It’s easy to understand TenNapel’s success: he has contributed to entertainment in multiple platforms and he already has the success of his past comic book crowdfunding campaign, Bigfoot Bill, so Earthworm Jim: Launch the Cow is poised to become a major hit in this particular medium.
Jawbreakers by Richard C. Meyer.
Credit to Richard C. Meyer
If by this point in this article you think that you need more than 20 years of experience at DC like Van Sciver or a videogame hit like TenNapel to succeed with crowdfunding, then Richard C. Meyer’s Jawbreakers comic is the success story that you need to read.
Meyer was a longtime comic book reader that started his own YouTube channel, which started as Diversity and Comics and later on became Comics Matter With Ya Boi Zack, where he reviews multiple different styles of comics and where he has been quite critical of the current state of the industry.
Aligned with ComicsGate, Meyer built a following on YouTube and this became his platform to promote his own comic, an action blockbuster called Jawbreakers: Lost Souls. While he has done other successful crowdfunding campaigns for other books of his such as Iron Sights, Jawbreakers: Lost Souls is his biggest hit, amassing more than $400,000, combined with $50,000 he made through a second reprint of the title, which he called “Remastered”.
Meyer hasn’t been without opposition, as he has been part of a controversy following his lawsuit to writer Mark Waid, who, according to Meyer, blocked his contract with Antarctic Press to promote his comics. The lawsuit is yet to be concluded.
Lonestar by Mike S. Miller.
Credit to Mike S. Miller.
Mike S. Miller is an interesting case because he falls a bit in between of Van Sciver and TenNapel’s success and Meyer’s. While he has been working in the comic book industry since 1992, the Hawaii-born artist wasn’t as well-known as Van Sciver, so the success of his creation Lonestar, a patriotic soldier in the vein of the best era of Captain America, has been a very pleasant surprise for the industry.
Miller worked his way to a successful campaign by multiple marketing strategies, such as having a very active YouTube channel, positive interactions on social media, email marketing, promotion through conventions and also using some of the connections he made throughout his years in the industry, thus making Lonestar a very solid title that already had a few successful campaigns on Indiegogo and even got the support of political commentator Ben Shapiro.
You can do this!
I just mentioned four examples, but there are many creators out there that have been able to make their work much more commercially viable through crowdfunding platforms such as Indiegogo and they have enjoyed the creative freedom of doing creator-owned work.
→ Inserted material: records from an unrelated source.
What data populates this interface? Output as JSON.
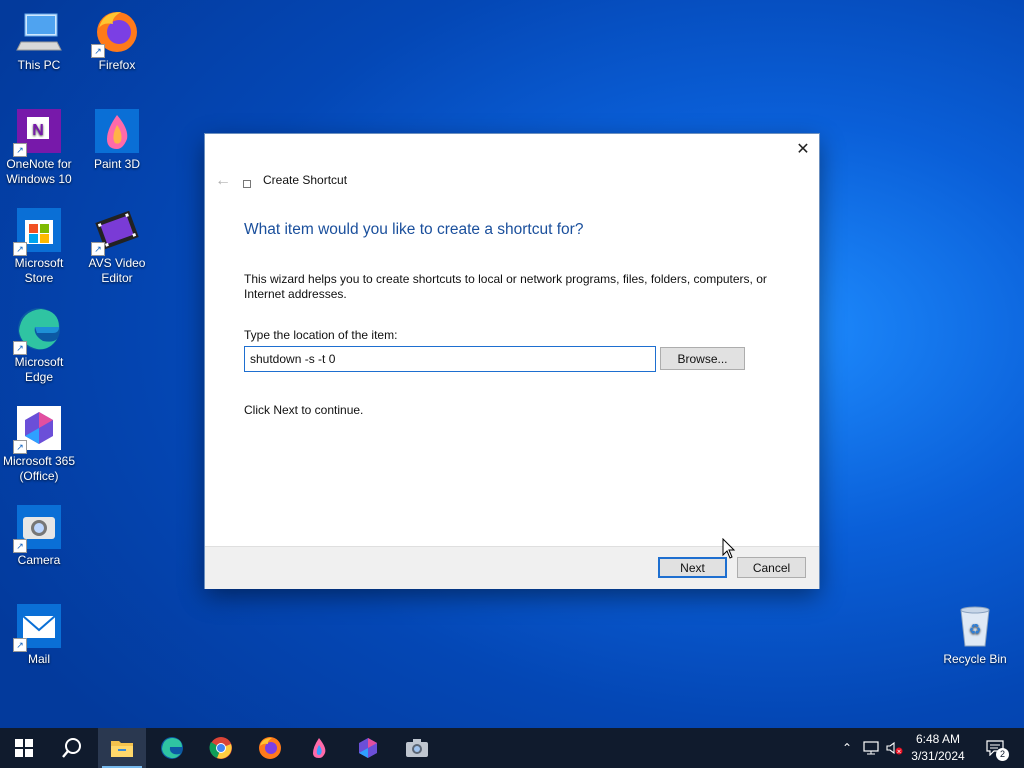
{
  "desktop": {
    "icons": [
      {
        "label": "This PC",
        "icon": "this-pc-icon"
      },
      {
        "label": "Firefox",
        "icon": "firefox-icon"
      },
      {
        "label": "OneNote for Windows 10",
        "icon": "onenote-icon"
      },
      {
        "label": "Paint 3D",
        "icon": "paint3d-icon"
      },
      {
        "label": "Microsoft Store",
        "icon": "store-icon"
      },
      {
        "label": "AVS Video Editor",
        "icon": "avs-icon"
      },
      {
        "label": "Microsoft Edge",
        "icon": "edge-icon"
      },
      {
        "label": "Microsoft 365 (Office)",
        "icon": "m365-icon"
      },
      {
        "label": "Camera",
        "icon": "camera-icon"
      },
      {
        "label": "Mail",
        "icon": "mail-icon"
      },
      {
        "label": "Recycle Bin",
        "icon": "recycle-bin-icon"
      }
    ]
  },
  "dialog": {
    "title": "Create Shortcut",
    "heading": "What item would you like to create a shortcut for?",
    "description": "This wizard helps you to create shortcuts to local or network programs, files, folders, computers, or Internet addresses.",
    "location_label": "Type the location of the item:",
    "location_value": "shutdown -s -t 0",
    "browse_label": "Browse...",
    "hint": "Click Next to continue.",
    "next_label": "Next",
    "cancel_label": "Cancel"
  },
  "taskbar": {
    "apps": [
      "start",
      "search",
      "file-explorer",
      "edge",
      "chrome",
      "firefox",
      "paint3d",
      "m365",
      "camera"
    ],
    "active_app": "file-explorer",
    "time": "6:48 AM",
    "date": "3/31/2024",
    "notification_count": "2"
  },
  "colors": {
    "accent": "#1e6fd0",
    "heading": "#1a4f9c",
    "taskbar": "#101b2d"
  }
}
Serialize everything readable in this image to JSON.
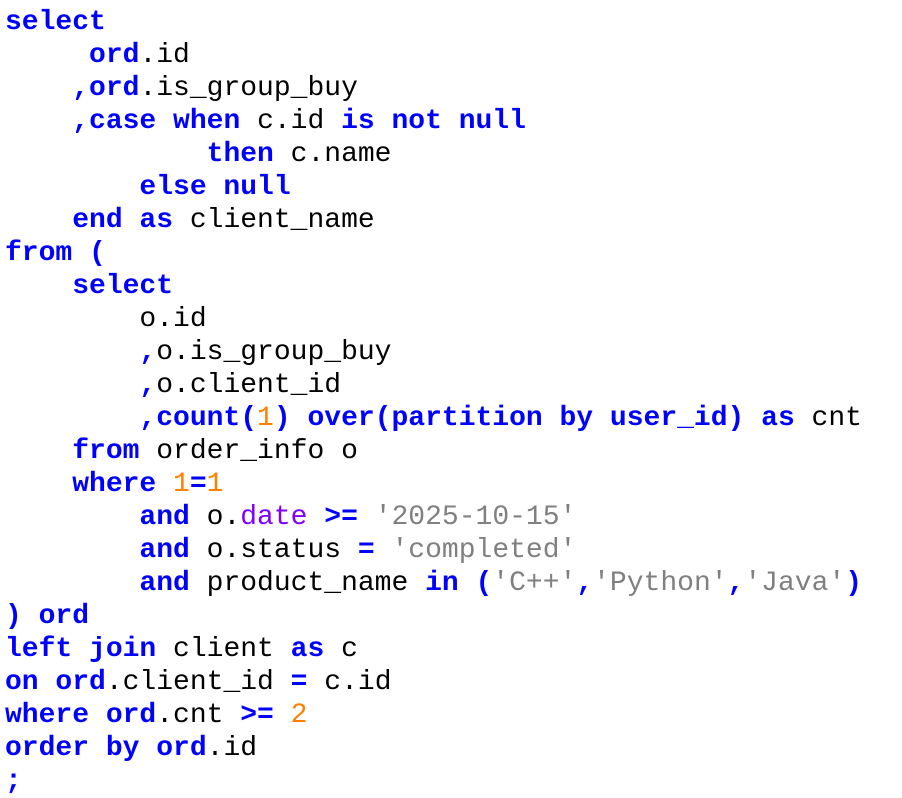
{
  "colors": {
    "keyword": "#0000ff",
    "number": "#ff8000",
    "string": "#808080",
    "function": "#8000ff",
    "text": "#000000",
    "background": "#ffffff"
  },
  "lines": [
    [
      {
        "t": "kw",
        "v": "select"
      }
    ],
    [
      {
        "t": "tx",
        "v": "     "
      },
      {
        "t": "kw",
        "v": "ord"
      },
      {
        "t": "tx",
        "v": ".id"
      }
    ],
    [
      {
        "t": "tx",
        "v": "    "
      },
      {
        "t": "kw",
        "v": ",ord"
      },
      {
        "t": "tx",
        "v": ".is_group_buy"
      }
    ],
    [
      {
        "t": "tx",
        "v": "    "
      },
      {
        "t": "kw",
        "v": ",case when "
      },
      {
        "t": "tx",
        "v": "c.id "
      },
      {
        "t": "kw",
        "v": "is not null"
      }
    ],
    [
      {
        "t": "tx",
        "v": "            "
      },
      {
        "t": "kw",
        "v": "then "
      },
      {
        "t": "tx",
        "v": "c.name"
      }
    ],
    [
      {
        "t": "tx",
        "v": "        "
      },
      {
        "t": "kw",
        "v": "else null"
      }
    ],
    [
      {
        "t": "tx",
        "v": "    "
      },
      {
        "t": "kw",
        "v": "end as "
      },
      {
        "t": "tx",
        "v": "client_name"
      }
    ],
    [
      {
        "t": "kw",
        "v": "from ("
      }
    ],
    [
      {
        "t": "tx",
        "v": "    "
      },
      {
        "t": "kw",
        "v": "select"
      }
    ],
    [
      {
        "t": "tx",
        "v": "        o.id"
      }
    ],
    [
      {
        "t": "tx",
        "v": "        "
      },
      {
        "t": "kw",
        "v": ","
      },
      {
        "t": "tx",
        "v": "o.is_group_buy"
      }
    ],
    [
      {
        "t": "tx",
        "v": "        "
      },
      {
        "t": "kw",
        "v": ","
      },
      {
        "t": "tx",
        "v": "o.client_id"
      }
    ],
    [
      {
        "t": "tx",
        "v": "        "
      },
      {
        "t": "kw",
        "v": ",count("
      },
      {
        "t": "num",
        "v": "1"
      },
      {
        "t": "kw",
        "v": ") over(partition by user_id) as "
      },
      {
        "t": "tx",
        "v": "cnt"
      }
    ],
    [
      {
        "t": "tx",
        "v": "    "
      },
      {
        "t": "kw",
        "v": "from "
      },
      {
        "t": "tx",
        "v": "order_info o"
      }
    ],
    [
      {
        "t": "tx",
        "v": "    "
      },
      {
        "t": "kw",
        "v": "where "
      },
      {
        "t": "num",
        "v": "1"
      },
      {
        "t": "kw",
        "v": "="
      },
      {
        "t": "num",
        "v": "1"
      }
    ],
    [
      {
        "t": "tx",
        "v": "        "
      },
      {
        "t": "kw",
        "v": "and "
      },
      {
        "t": "tx",
        "v": "o."
      },
      {
        "t": "fn",
        "v": "date"
      },
      {
        "t": "tx",
        "v": " "
      },
      {
        "t": "kw",
        "v": ">="
      },
      {
        "t": "tx",
        "v": " "
      },
      {
        "t": "str",
        "v": "'2025-10-15'"
      }
    ],
    [
      {
        "t": "tx",
        "v": "        "
      },
      {
        "t": "kw",
        "v": "and "
      },
      {
        "t": "tx",
        "v": "o.status "
      },
      {
        "t": "kw",
        "v": "="
      },
      {
        "t": "tx",
        "v": " "
      },
      {
        "t": "str",
        "v": "'completed'"
      }
    ],
    [
      {
        "t": "tx",
        "v": "        "
      },
      {
        "t": "kw",
        "v": "and "
      },
      {
        "t": "tx",
        "v": "product_name "
      },
      {
        "t": "kw",
        "v": "in ("
      },
      {
        "t": "str",
        "v": "'C++'"
      },
      {
        "t": "kw",
        "v": ","
      },
      {
        "t": "str",
        "v": "'Python'"
      },
      {
        "t": "kw",
        "v": ","
      },
      {
        "t": "str",
        "v": "'Java'"
      },
      {
        "t": "kw",
        "v": ")"
      }
    ],
    [
      {
        "t": "kw",
        "v": ") ord"
      }
    ],
    [
      {
        "t": "kw",
        "v": "left join "
      },
      {
        "t": "tx",
        "v": "client "
      },
      {
        "t": "kw",
        "v": "as "
      },
      {
        "t": "tx",
        "v": "c"
      }
    ],
    [
      {
        "t": "kw",
        "v": "on ord"
      },
      {
        "t": "tx",
        "v": ".client_id "
      },
      {
        "t": "kw",
        "v": "="
      },
      {
        "t": "tx",
        "v": " c.id"
      }
    ],
    [
      {
        "t": "kw",
        "v": "where ord"
      },
      {
        "t": "tx",
        "v": ".cnt "
      },
      {
        "t": "kw",
        "v": ">="
      },
      {
        "t": "tx",
        "v": " "
      },
      {
        "t": "num",
        "v": "2"
      }
    ],
    [
      {
        "t": "kw",
        "v": "order by ord"
      },
      {
        "t": "tx",
        "v": ".id"
      }
    ],
    [
      {
        "t": "kw",
        "v": ";"
      }
    ]
  ]
}
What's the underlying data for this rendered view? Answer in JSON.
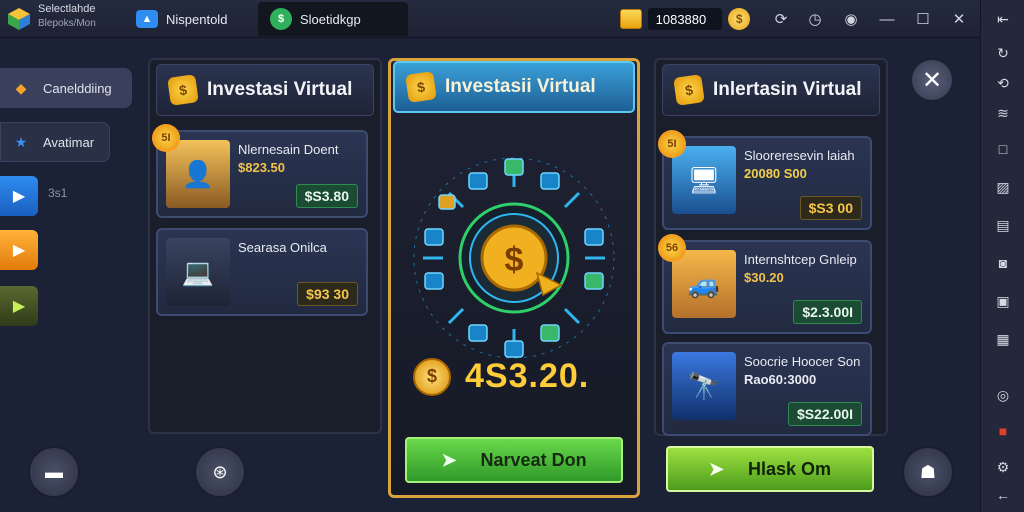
{
  "app": {
    "title": "Selectlahde",
    "subtitle": "Blepoks/Mon",
    "tabs": [
      {
        "label": "Nispentold",
        "icon": "app-tab-icon"
      },
      {
        "label": "Sloetidkgp",
        "icon": "game-tab-icon"
      }
    ],
    "coins": "1083880",
    "accent": "#d8a33a"
  },
  "side": {
    "items": [
      {
        "label": "Canelddiing"
      },
      {
        "label": "Avatimar"
      }
    ],
    "number": "3s1"
  },
  "panels": {
    "left": {
      "title": "Investasi Virtual",
      "cards": [
        {
          "title": "Nlernesain Doent",
          "subtitle": "$823.50",
          "price": "$S3.80",
          "badge": "5I"
        },
        {
          "title": "Searasa Onilca",
          "subtitle": "",
          "price": "$93 30"
        }
      ]
    },
    "center": {
      "title": "Investasii Virtual",
      "amount": "4S3.20.",
      "button": "Narveat Don"
    },
    "right": {
      "title": "Inlertasin Virtual",
      "cards": [
        {
          "title": "Slooreresevin laiah",
          "subtitle": "20080 S00",
          "price": "$S3 00",
          "badge": "5I"
        },
        {
          "title": "Internshtcep Gnleip",
          "subtitle": "$30.20",
          "price": "$2.3.00I",
          "badge": "56"
        },
        {
          "title": "Soocrie Hoocer Son",
          "subtitle": "Rao60:3000",
          "price": "$S22.00I"
        }
      ],
      "button": "Hlask Om"
    }
  }
}
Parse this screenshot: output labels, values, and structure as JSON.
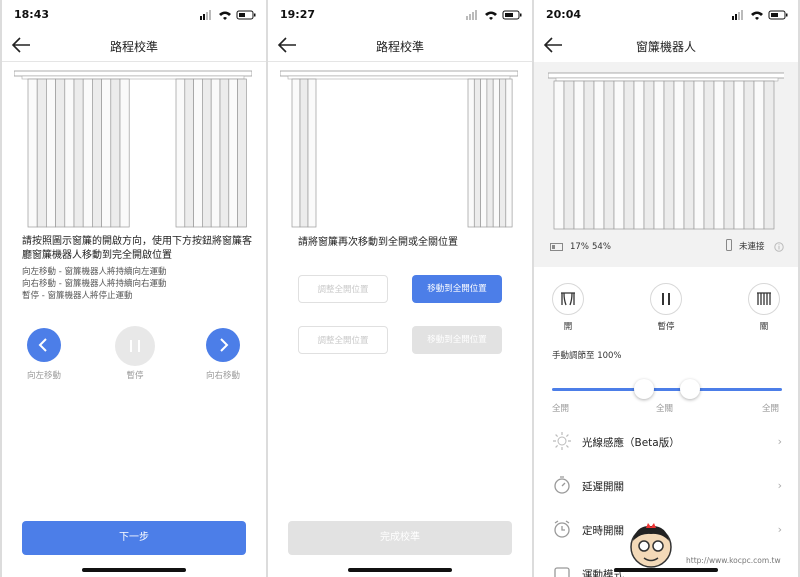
{
  "screen1": {
    "status_time": "18:43",
    "title": "路程校準",
    "instruction": "請按照圖示窗簾的開啟方向，使用下方按鈕將窗簾客廳窗簾機器人移動到完全開啟位置",
    "notes": [
      "向左移動 - 窗簾機器人將持續向左運動",
      "向右移動 - 窗簾機器人將持續向右運動",
      "暫停 - 窗簾機器人將停止運動"
    ],
    "left_label": "向左移動",
    "pause_label": "暫停",
    "right_label": "向右移動",
    "next_button": "下一步"
  },
  "screen2": {
    "status_time": "19:27",
    "title": "路程校準",
    "instruction": "請將窗簾再次移動到全開或全關位置",
    "adjust_open_1": "調整全開位置",
    "move_to_open": "移動到全開位置",
    "adjust_open_2": "調整全開位置",
    "move_to_open_2": "移動到全開位置",
    "finish_button": "完成校準"
  },
  "screen3": {
    "status_time": "20:04",
    "title": "窗簾機器人",
    "battery_pct": "17%",
    "position_pct": "54%",
    "connection": "未連接",
    "open_label": "開",
    "pause_label": "暫停",
    "close_label": "關",
    "manual_label": "手動調節至 100%",
    "slider_labels": [
      "全開",
      "全關",
      "全開"
    ],
    "slider_left_value": 0.4,
    "slider_right_value": 0.6,
    "rows": [
      "光線感應（Beta版）",
      "延遲開關",
      "定時開關",
      "運動模式"
    ]
  },
  "colors": {
    "accent": "#4c7ee8",
    "disabled": "#e2e2e2",
    "pause_grey": "#e8e8e8"
  },
  "watermark": {
    "text": "電腦王阿達",
    "url": "http://www.kocpc.com.tw"
  }
}
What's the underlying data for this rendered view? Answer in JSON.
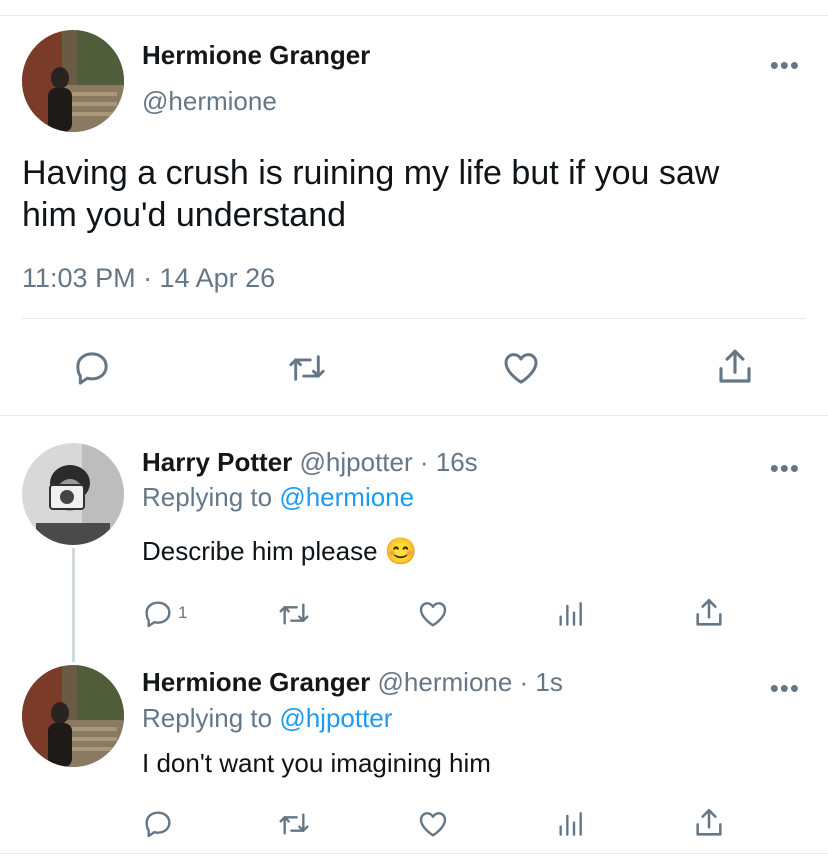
{
  "main_tweet": {
    "name": "Hermione Granger",
    "handle": "@hermione",
    "text_line1": "Having a crush is ruining my life but if you saw",
    "text_line2": "him you'd understand",
    "timestamp": "11:03 PM · 14 Apr 26",
    "more": "•••",
    "actions": [
      "reply-icon",
      "retweet-icon",
      "like-icon",
      "share-icon"
    ]
  },
  "replies": [
    {
      "name": "Harry Potter",
      "meta": "@hjpotter · 16s",
      "replying_prefix": "Replying to",
      "replying_to": "@hermione",
      "text": "Describe him please",
      "emoji": "😊",
      "reply_count": "1",
      "more": "•••"
    },
    {
      "name": "Hermione Granger",
      "meta": "@hermione · 1s",
      "replying_prefix": "Replying to",
      "replying_to": "@hjpotter",
      "text": "I don't want you imagining him",
      "more": "•••"
    }
  ],
  "colors": {
    "link": "#1d9bf0",
    "secondary": "#657786",
    "divider": "#e6e8ea"
  }
}
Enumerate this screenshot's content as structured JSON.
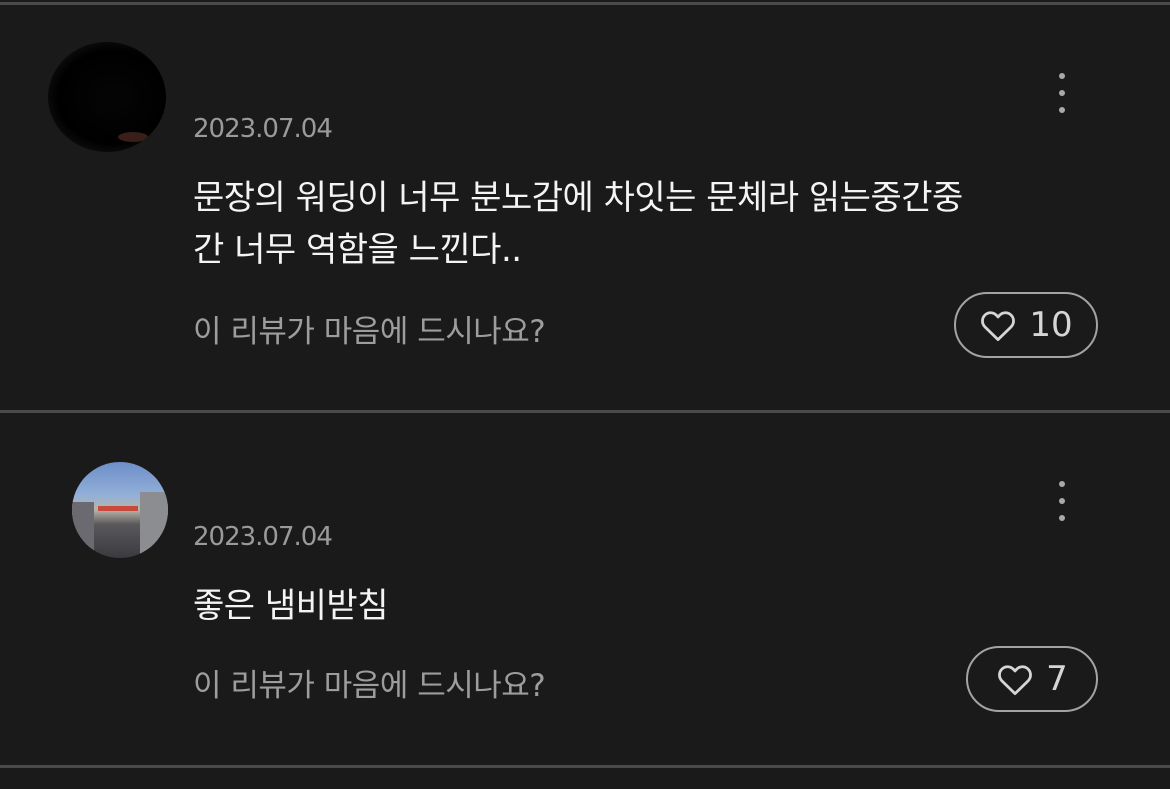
{
  "reviews": [
    {
      "username": "ㅤㅤㅤ",
      "date": "2023.07.04",
      "text_line1": "문장의 워딩이 너무 분노감에 차잇는 문체라 읽는중간중",
      "text_line2": "간 너무 역함을 느낀다..",
      "prompt": "이 리뷰가 마음에 드시나요?",
      "like_count": "10",
      "avatar": "avatar-obscured"
    },
    {
      "username": "ㅤㅤㅤ",
      "date": "2023.07.04",
      "text_line1": "좋은 냄비받침",
      "text_line2": "",
      "prompt": "이 리뷰가 마음에 드시나요?",
      "like_count": "7",
      "avatar": "avatar-street-photo"
    }
  ],
  "icons": {
    "more": "more-vertical-icon",
    "like": "heart-outline-icon"
  },
  "colors": {
    "background": "#1a1a1b",
    "divider": "#4a4a4c",
    "text_primary": "#f4f4f4",
    "text_secondary": "#9a9a9c"
  }
}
For some of you that may want to break into the industry, much like Meyer, this is a pretty good opportunity for you: you can build your audience from the ground up through constant promotion, creating a following and overall getting your work out there by following the examples of some of these creators.
Yes, the comic book industry as we know it is very likely to change forever if the big companies don’t want to make the necessary changes, but if you want to work in this business, you cannot wait for others and if you work hard and you put your heart into it, then you’re going to show how bright this new path can be for the industry.
Regardless of your background, regardless of your beliefs, if you love this art form and want to make a living off this, then this might be the best choice for you in the long run.